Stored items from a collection

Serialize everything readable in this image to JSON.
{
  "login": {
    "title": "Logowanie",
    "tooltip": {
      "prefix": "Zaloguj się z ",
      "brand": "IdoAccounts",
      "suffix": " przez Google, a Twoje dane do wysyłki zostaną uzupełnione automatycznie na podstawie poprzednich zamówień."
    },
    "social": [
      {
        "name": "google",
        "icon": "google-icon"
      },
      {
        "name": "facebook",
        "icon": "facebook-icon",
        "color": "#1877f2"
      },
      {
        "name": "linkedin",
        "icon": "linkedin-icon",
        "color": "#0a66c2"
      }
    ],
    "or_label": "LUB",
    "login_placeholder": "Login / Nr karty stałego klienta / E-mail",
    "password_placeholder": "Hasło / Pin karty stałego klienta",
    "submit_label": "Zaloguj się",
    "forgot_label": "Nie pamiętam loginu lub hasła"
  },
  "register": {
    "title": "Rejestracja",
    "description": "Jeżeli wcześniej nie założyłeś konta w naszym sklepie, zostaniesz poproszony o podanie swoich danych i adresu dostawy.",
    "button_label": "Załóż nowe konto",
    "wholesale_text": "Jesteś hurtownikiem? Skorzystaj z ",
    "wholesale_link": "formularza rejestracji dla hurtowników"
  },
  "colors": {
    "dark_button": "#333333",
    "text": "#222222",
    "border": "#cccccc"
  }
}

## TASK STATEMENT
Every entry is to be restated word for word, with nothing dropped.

## RESULT
Serialize everything readable in this image to JSON.
{
  "login": {
    "title": "Logowanie",
    "tooltip": {
      "prefix": "Zaloguj się z ",
      "brand": "IdoAccounts",
      "suffix": " przez Google, a Twoje dane do wysyłki zostaną uzupełnione automatycznie na podstawie poprzednich zamówień."
    },
    "social": [
      {
        "name": "google",
        "icon": "google-icon"
      },
      {
        "name": "facebook",
        "icon": "facebook-icon",
        "color": "#1877f2"
      },
      {
        "name": "linkedin",
        "icon": "linkedin-icon",
        "color": "#0a66c2"
      }
    ],
    "or_label": "LUB",
    "login_placeholder": "Login / Nr karty stałego klienta / E-mail",
    "password_placeholder": "Hasło / Pin karty stałego klienta",
    "submit_label": "Zaloguj się",
    "forgot_label": "Nie pamiętam loginu lub hasła"
  },
  "register": {
    "title": "Rejestracja",
    "description": "Jeżeli wcześniej nie założyłeś konta w naszym sklepie, zostaniesz poproszony o podanie swoich danych i adresu dostawy.",
    "button_label": "Załóż nowe konto",
    "wholesale_text": "Jesteś hurtownikiem? Skorzystaj z ",
    "wholesale_link": "formularza rejestracji dla hurtowników"
  },
  "colors": {
    "dark_button": "#333333",
    "text": "#222222",
    "border": "#cccccc"
  }
}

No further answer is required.